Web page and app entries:
== Segment start ==

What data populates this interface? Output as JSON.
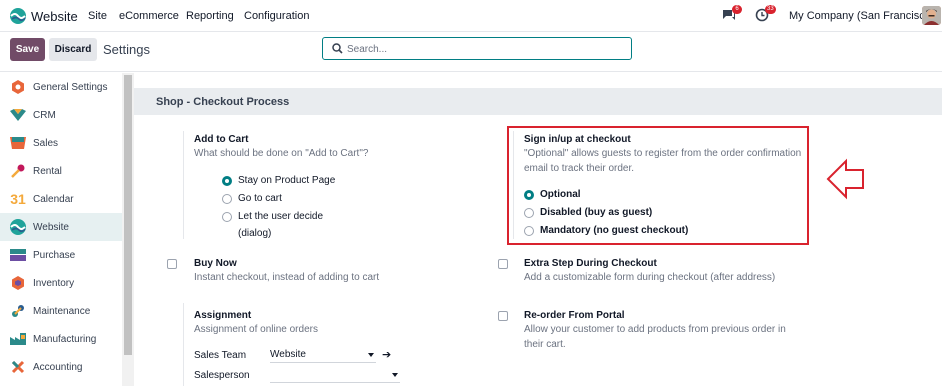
{
  "navbar": {
    "app_name": "Website",
    "menu": [
      "Site",
      "eCommerce",
      "Reporting",
      "Configuration"
    ],
    "messages_count": "6",
    "activities_count": "33",
    "company": "My Company (San Francisco)"
  },
  "control_panel": {
    "save_label": "Save",
    "discard_label": "Discard",
    "title": "Settings",
    "search_placeholder": "Search..."
  },
  "sidebar": {
    "items": [
      {
        "label": "General Settings",
        "icon": "gear-icon"
      },
      {
        "label": "CRM",
        "icon": "crm-icon"
      },
      {
        "label": "Sales",
        "icon": "sales-icon"
      },
      {
        "label": "Rental",
        "icon": "rental-icon"
      },
      {
        "label": "Calendar",
        "icon": "calendar-icon"
      },
      {
        "label": "Website",
        "icon": "website-icon",
        "active": true
      },
      {
        "label": "Purchase",
        "icon": "purchase-icon"
      },
      {
        "label": "Inventory",
        "icon": "inventory-icon"
      },
      {
        "label": "Maintenance",
        "icon": "maintenance-icon"
      },
      {
        "label": "Manufacturing",
        "icon": "manufacturing-icon"
      },
      {
        "label": "Accounting",
        "icon": "accounting-icon"
      }
    ],
    "calendar_day": "31"
  },
  "section": {
    "title": "Shop - Checkout Process"
  },
  "add_to_cart": {
    "title": "Add to Cart",
    "description": "What should be done on \"Add to Cart\"?",
    "options": [
      {
        "label": "Stay on Product Page",
        "selected": true
      },
      {
        "label": "Go to cart",
        "selected": false
      },
      {
        "label": "Let the user decide",
        "label2": "(dialog)",
        "selected": false
      }
    ]
  },
  "signin": {
    "title": "Sign in/up at checkout",
    "description_line1": "\"Optional\" allows guests to register from the order confirmation",
    "description_line2": "email to track their order.",
    "options": [
      {
        "label": "Optional",
        "selected": true
      },
      {
        "label": "Disabled (buy as guest)",
        "selected": false
      },
      {
        "label": "Mandatory (no guest checkout)",
        "selected": false
      }
    ]
  },
  "buy_now": {
    "title": "Buy Now",
    "description": "Instant checkout, instead of adding to cart",
    "checked": false
  },
  "extra_step": {
    "title": "Extra Step During Checkout",
    "description": "Add a customizable form during checkout (after address)",
    "checked": false
  },
  "assignment": {
    "title": "Assignment",
    "description": "Assignment of online orders",
    "sales_team_label": "Sales Team",
    "sales_team_value": "Website",
    "salesperson_label": "Salesperson",
    "salesperson_value": ""
  },
  "reorder": {
    "title": "Re-order From Portal",
    "description_line1": "Allow your customer to add products from previous order in",
    "description_line2": "their cart.",
    "checked": false
  },
  "colors": {
    "primary": "#714b67",
    "accent": "#017e84",
    "highlight": "#d9232e"
  }
}
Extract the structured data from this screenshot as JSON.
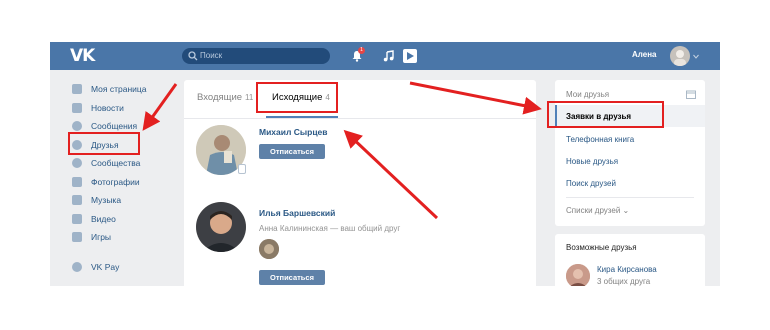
{
  "header": {
    "logo": "VK",
    "search_placeholder": "Поиск",
    "notification_count": "1",
    "username": "Алена"
  },
  "sidebar": {
    "items": [
      {
        "label": "Моя страница",
        "icon": "home-icon"
      },
      {
        "label": "Новости",
        "icon": "news-icon"
      },
      {
        "label": "Сообщения",
        "icon": "messages-icon"
      },
      {
        "label": "Друзья",
        "icon": "person-icon"
      },
      {
        "label": "Сообщества",
        "icon": "groups-icon"
      },
      {
        "label": "Фотографии",
        "icon": "camera-icon"
      },
      {
        "label": "Музыка",
        "icon": "music-icon"
      },
      {
        "label": "Видео",
        "icon": "video-icon"
      },
      {
        "label": "Игры",
        "icon": "gamepad-icon"
      }
    ],
    "vkpay": "VK Pay"
  },
  "main": {
    "tabs": [
      {
        "label": "Входящие",
        "count": "11"
      },
      {
        "label": "Исходящие",
        "count": "4"
      }
    ],
    "requests": [
      {
        "name": "Михаил Сырцев",
        "button": "Отписаться"
      },
      {
        "name": "Илья Баршевский",
        "mutual_name": "Анна Калининская",
        "mutual_text": "— ваш общий друг",
        "button": "Отписаться"
      }
    ]
  },
  "right": {
    "menu": [
      "Мои друзья",
      "Заявки в друзья",
      "Телефонная книга",
      "Новые друзья",
      "Поиск друзей"
    ],
    "lists": "Списки друзей",
    "possible_title": "Возможные друзья",
    "possible": [
      {
        "name": "Кира Кирсанова",
        "sub": "3 общих друга"
      }
    ]
  },
  "colors": {
    "header": "#4a76a8",
    "accent": "#5181b8",
    "highlight": "#e32020"
  }
}
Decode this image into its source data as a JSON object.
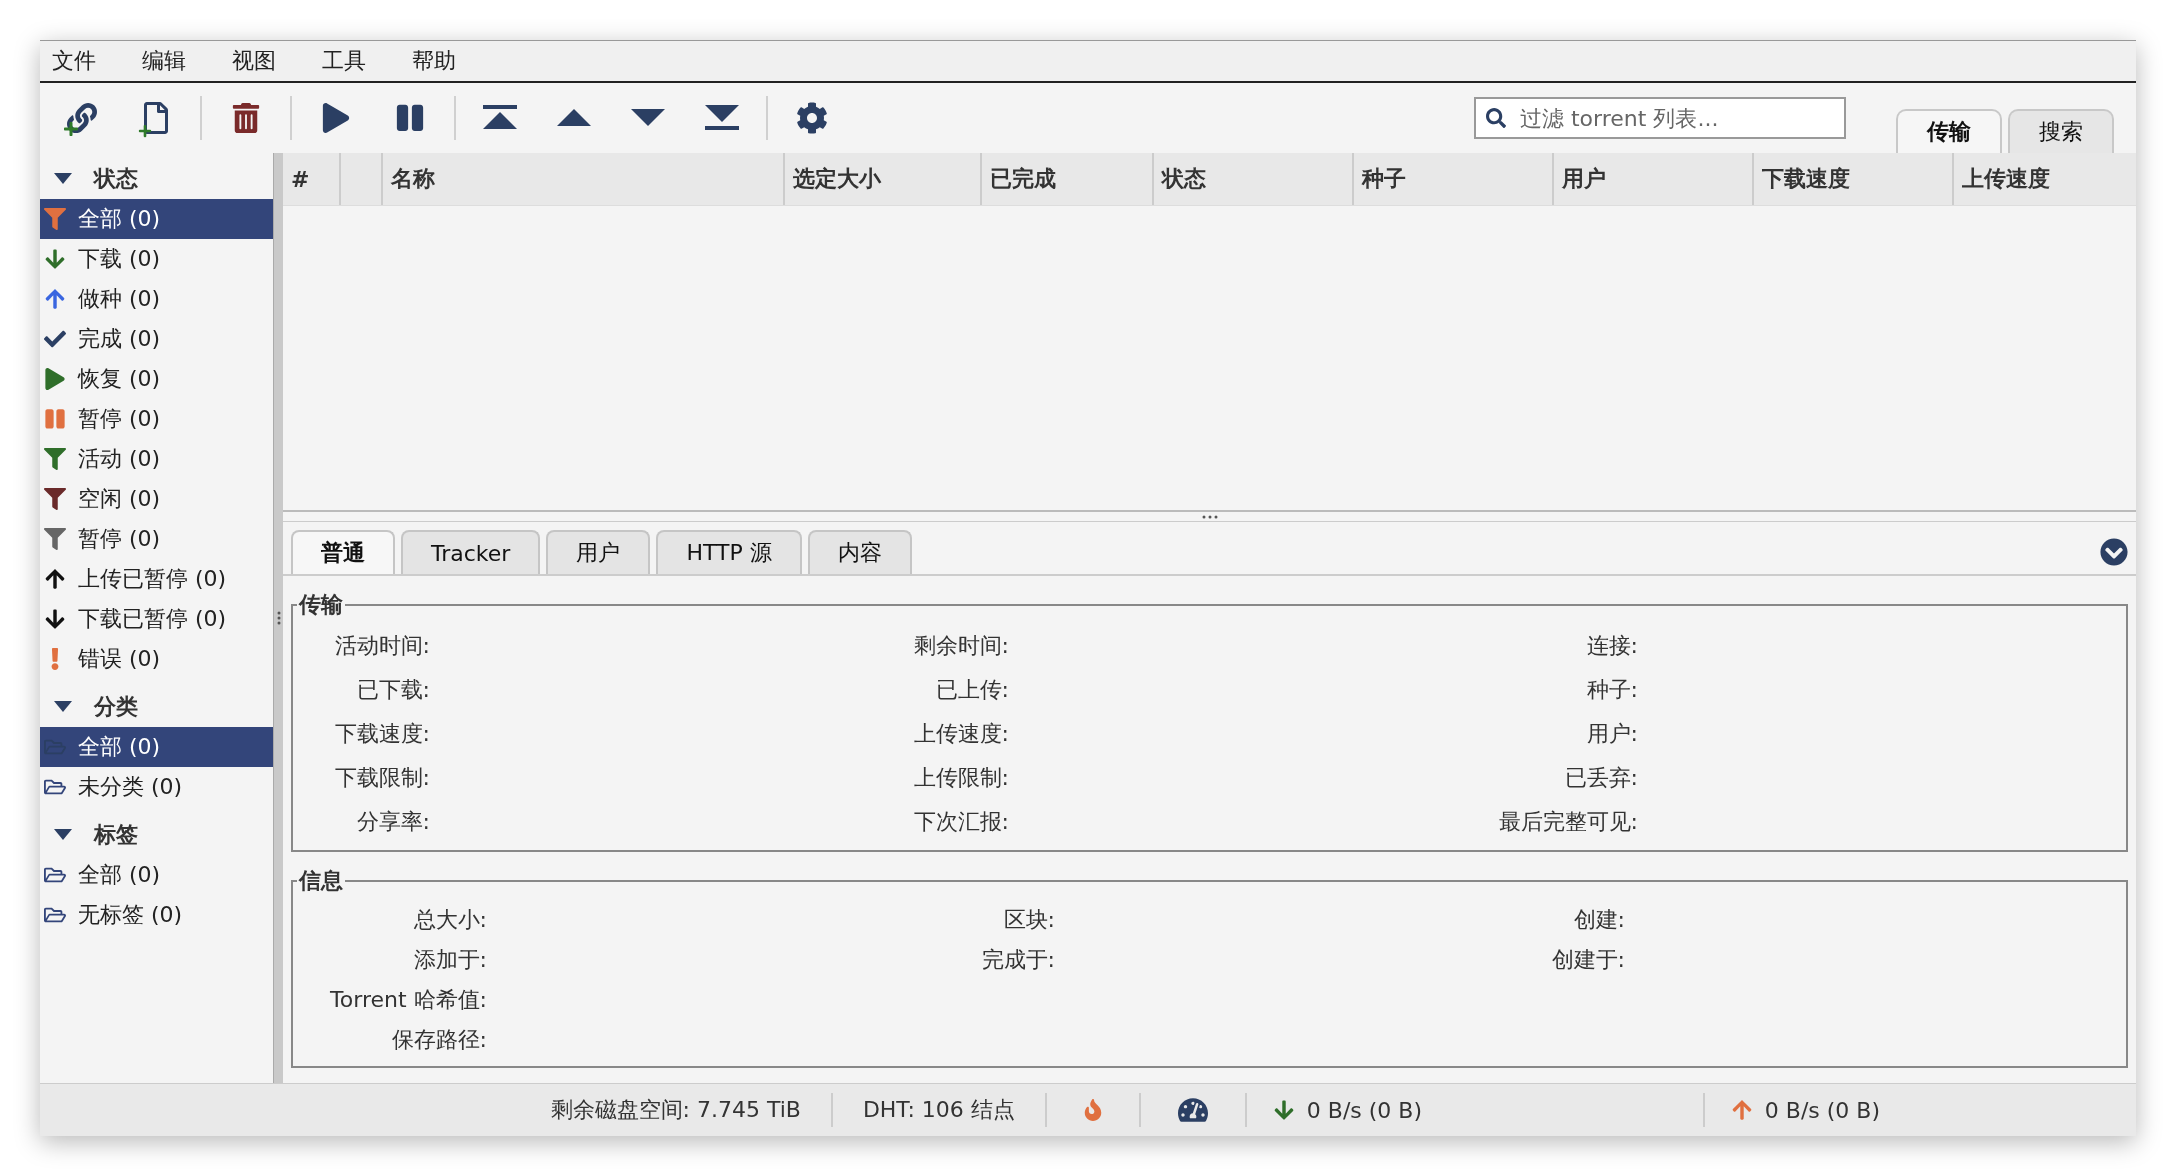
{
  "menu": [
    {
      "label": "文件"
    },
    {
      "label": "编辑"
    },
    {
      "label": "视图"
    },
    {
      "label": "工具"
    },
    {
      "label": "帮助"
    }
  ],
  "search": {
    "placeholder": "过滤 torrent 列表..."
  },
  "main_tabs": [
    {
      "label": "传输",
      "selected": true
    },
    {
      "label": "搜索",
      "selected": false
    }
  ],
  "sidebar": [
    {
      "title": "状态",
      "expanded": true,
      "items": [
        {
          "label": "全部 (0)",
          "selected": true
        },
        {
          "label": "下载 (0)",
          "selected": false
        },
        {
          "label": "做种 (0)",
          "selected": false
        },
        {
          "label": "完成 (0)",
          "selected": false
        },
        {
          "label": "恢复 (0)",
          "selected": false
        },
        {
          "label": "暂停 (0)",
          "selected": false
        },
        {
          "label": "活动 (0)",
          "selected": false
        },
        {
          "label": "空闲 (0)",
          "selected": false
        },
        {
          "label": "暂停 (0)",
          "selected": false
        },
        {
          "label": "上传已暂停 (0)",
          "selected": false
        },
        {
          "label": "下载已暂停 (0)",
          "selected": false
        },
        {
          "label": "错误 (0)",
          "selected": false
        }
      ]
    },
    {
      "title": "分类",
      "expanded": true,
      "items": [
        {
          "label": "全部 (0)",
          "selected": true
        },
        {
          "label": "未分类 (0)",
          "selected": false
        }
      ]
    },
    {
      "title": "标签",
      "expanded": true,
      "items": [
        {
          "label": "全部 (0)",
          "selected": false
        },
        {
          "label": "无标签 (0)",
          "selected": false
        }
      ]
    }
  ],
  "table": {
    "columns": [
      {
        "label": "#"
      },
      {
        "label": "名称"
      },
      {
        "label": "选定大小"
      },
      {
        "label": "已完成"
      },
      {
        "label": "状态"
      },
      {
        "label": "种子"
      },
      {
        "label": "用户"
      },
      {
        "label": "下载速度"
      },
      {
        "label": "上传速度"
      }
    ]
  },
  "detail_tabs": [
    {
      "label": "普通",
      "selected": true
    },
    {
      "label": "Tracker",
      "selected": false
    },
    {
      "label": "用户",
      "selected": false
    },
    {
      "label": "HTTP 源",
      "selected": false
    },
    {
      "label": "内容",
      "selected": false
    }
  ],
  "fieldsets": [
    {
      "title": "传输",
      "rows": [
        [
          "活动时间:",
          "剩余时间:",
          "连接:"
        ],
        [
          "已下载:",
          "已上传:",
          "种子:"
        ],
        [
          "下载速度:",
          "上传速度:",
          "用户:"
        ],
        [
          "下载限制:",
          "上传限制:",
          "已丢弃:"
        ],
        [
          "分享率:",
          "下次汇报:",
          "最后完整可见:"
        ]
      ]
    },
    {
      "title": "信息",
      "rows": [
        [
          "总大小:",
          "区块:",
          "创建:"
        ],
        [
          "添加于:",
          "完成于:",
          "创建于:"
        ],
        [
          "Torrent 哈希值:"
        ],
        [
          "保存路径:"
        ]
      ]
    }
  ],
  "status_bar": {
    "disk": "剩余磁盘空间: 7.745 TiB",
    "dht": "DHT: 106 结点",
    "download": "0 B/s (0 B)",
    "upload": "0 B/s (0 B)"
  }
}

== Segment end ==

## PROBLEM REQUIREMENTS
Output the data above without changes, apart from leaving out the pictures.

## ANSWER BELOW
What data populates this interface? Output as JSON.
{
  "navbar": {
    "app_name": "Website",
    "menu": [
      "Site",
      "eCommerce",
      "Reporting",
      "Configuration"
    ],
    "messages_count": "6",
    "activities_count": "33",
    "company": "My Company (San Francisco)"
  },
  "control_panel": {
    "save_label": "Save",
    "discard_label": "Discard",
    "title": "Settings",
    "search_placeholder": "Search..."
  },
  "sidebar": {
    "items": [
      {
        "label": "General Settings",
        "icon": "gear-icon"
      },
      {
        "label": "CRM",
        "icon": "crm-icon"
      },
      {
        "label": "Sales",
        "icon": "sales-icon"
      },
      {
        "label": "Rental",
        "icon": "rental-icon"
      },
      {
        "label": "Calendar",
        "icon": "calendar-icon"
      },
      {
        "label": "Website",
        "icon": "website-icon",
        "active": true
      },
      {
        "label": "Purchase",
        "icon": "purchase-icon"
      },
      {
        "label": "Inventory",
        "icon": "inventory-icon"
      },
      {
        "label": "Maintenance",
        "icon": "maintenance-icon"
      },
      {
        "label": "Manufacturing",
        "icon": "manufacturing-icon"
      },
      {
        "label": "Accounting",
        "icon": "accounting-icon"
      }
    ],
    "calendar_day": "31"
  },
  "section": {
    "title": "Shop - Checkout Process"
  },
  "add_to_cart": {
    "title": "Add to Cart",
    "description": "What should be done on \"Add to Cart\"?",
    "options": [
      {
        "label": "Stay on Product Page",
        "selected": true
      },
      {
        "label": "Go to cart",
        "selected": false
      },
      {
        "label": "Let the user decide",
        "label2": "(dialog)",
        "selected": false
      }
    ]
  },
  "signin": {
    "title": "Sign in/up at checkout",
    "description_line1": "\"Optional\" allows guests to register from the order confirmation",
    "description_line2": "email to track their order.",
    "options": [
      {
        "label": "Optional",
        "selected": true
      },
      {
        "label": "Disabled (buy as guest)",
        "selected": false
      },
      {
        "label": "Mandatory (no guest checkout)",
        "selected": false
      }
    ]
  },
  "buy_now": {
    "title": "Buy Now",
    "description": "Instant checkout, instead of adding to cart",
    "checked": false
  },
  "extra_step": {
    "title": "Extra Step During Checkout",
    "description": "Add a customizable form during checkout (after address)",
    "checked": false
  },
  "assignment": {
    "title": "Assignment",
    "description": "Assignment of online orders",
    "sales_team_label": "Sales Team",
    "sales_team_value": "Website",
    "salesperson_label": "Salesperson",
    "salesperson_value": ""
  },
  "reorder": {
    "title": "Re-order From Portal",
    "description_line1": "Allow your customer to add products from previous order in",
    "description_line2": "their cart.",
    "checked": false
  },
  "colors": {
    "primary": "#714b67",
    "accent": "#017e84",
    "highlight": "#d9232e"
  }
}
Extract the structured data from this screenshot as JSON.
{
  "header": {
    "logo": "VK",
    "search_placeholder": "Поиск",
    "notification_count": "1",
    "username": "Алена"
  },
  "sidebar": {
    "items": [
      {
        "label": "Моя страница",
        "icon": "home-icon"
      },
      {
        "label": "Новости",
        "icon": "news-icon"
      },
      {
        "label": "Сообщения",
        "icon": "messages-icon"
      },
      {
        "label": "Друзья",
        "icon": "person-icon"
      },
      {
        "label": "Сообщества",
        "icon": "groups-icon"
      },
      {
        "label": "Фотографии",
        "icon": "camera-icon"
      },
      {
        "label": "Музыка",
        "icon": "music-icon"
      },
      {
        "label": "Видео",
        "icon": "video-icon"
      },
      {
        "label": "Игры",
        "icon": "gamepad-icon"
      }
    ],
    "vkpay": "VK Pay"
  },
  "main": {
    "tabs": [
      {
        "label": "Входящие",
        "count": "11"
      },
      {
        "label": "Исходящие",
        "count": "4"
      }
    ],
    "requests": [
      {
        "name": "Михаил Сырцев",
        "button": "Отписаться"
      },
      {
        "name": "Илья Баршевский",
        "mutual_name": "Анна Калининская",
        "mutual_text": "— ваш общий друг",
        "button": "Отписаться"
      }
    ]
  },
  "right": {
    "menu": [
      "Мои друзья",
      "Заявки в друзья",
      "Телефонная книга",
      "Новые друзья",
      "Поиск друзей"
    ],
    "lists": "Списки друзей",
    "possible_title": "Возможные друзья",
    "possible": [
      {
        "name": "Кира Кирсанова",
        "sub": "3 общих друга"
      }
    ]
  },
  "colors": {
    "header": "#4a76a8",
    "accent": "#5181b8",
    "highlight": "#e32020"
  }
}
Decode this image into its source data as a JSON object.
{
  "menu": [
    {
      "label": "文件"
    },
    {
      "label": "编辑"
    },
    {
      "label": "视图"
    },
    {
      "label": "工具"
    },
    {
      "label": "帮助"
    }
  ],
  "search": {
    "placeholder": "过滤 torrent 列表..."
  },
  "main_tabs": [
    {
      "label": "传输",
      "selected": true
    },
    {
      "label": "搜索",
      "selected": false
    }
  ],
  "sidebar": [
    {
      "title": "状态",
      "expanded": true,
      "items": [
        {
          "label": "全部 (0)",
          "selected": true
        },
        {
          "label": "下载 (0)",
          "selected": false
        },
        {
          "label": "做种 (0)",
          "selected": false
        },
        {
          "label": "完成 (0)",
          "selected": false
        },
        {
          "label": "恢复 (0)",
          "selected": false
        },
        {
          "label": "暂停 (0)",
          "selected": false
        },
        {
          "label": "活动 (0)",
          "selected": false
        },
        {
          "label": "空闲 (0)",
          "selected": false
        },
        {
          "label": "暂停 (0)",
          "selected": false
        },
        {
          "label": "上传已暂停 (0)",
          "selected": false
        },
        {
          "label": "下载已暂停 (0)",
          "selected": false
        },
        {
          "label": "错误 (0)",
          "selected": false
        }
      ]
    },
    {
      "title": "分类",
      "expanded": true,
      "items": [
        {
          "label": "全部 (0)",
          "selected": true
        },
        {
          "label": "未分类 (0)",
          "selected": false
        }
      ]
    },
    {
      "title": "标签",
      "expanded": true,
      "items": [
        {
          "label": "全部 (0)",
          "selected": false
        },
        {
          "label": "无标签 (0)",
          "selected": false
        }
      ]
    }
  ],
  "table": {
    "columns": [
      {
        "label": "#"
      },
      {
        "label": "名称"
      },
      {
        "label": "选定大小"
      },
      {
        "label": "已完成"
      },
      {
        "label": "状态"
      },
      {
        "label": "种子"
      },
      {
        "label": "用户"
      },
      {
        "label": "下载速度"
      },
      {
        "label": "上传速度"
      }
    ]
  },
  "detail_tabs": [
    {
      "label": "普通",
      "selected": true
    },
    {
      "label": "Tracker",
      "selected": false
    },
    {
      "label": "用户",
      "selected": false
    },
    {
      "label": "HTTP 源",
      "selected": false
    },
    {
      "label": "内容",
      "selected": false
    }
  ],
  "fieldsets": [
    {
      "title": "传输",
      "rows": [
        [
          "活动时间:",
          "剩余时间:",
          "连接:"
        ],
        [
          "已下载:",
          "已上传:",
          "种子:"
        ],
        [
          "下载速度:",
          "上传速度:",
          "用户:"
        ],
        [
          "下载限制:",
          "上传限制:",
          "已丢弃:"
        ],
        [
          "分享率:",
          "下次汇报:",
          "最后完整可见:"
        ]
      ]
    },
    {
      "title": "信息",
      "rows": [
        [
          "总大小:",
          "区块:",
          "创建:"
        ],
        [
          "添加于:",
          "完成于:",
          "创建于:"
        ],
        [
          "Torrent 哈希值:"
        ],
        [
          "保存路径:"
        ]
      ]
    }
  ],
  "status_bar": {
    "disk": "剩余磁盘空间: 7.745 TiB",
    "dht": "DHT: 106 结点",
    "download": "0 B/s (0 B)",
    "upload": "0 B/s (0 B)"
  }
}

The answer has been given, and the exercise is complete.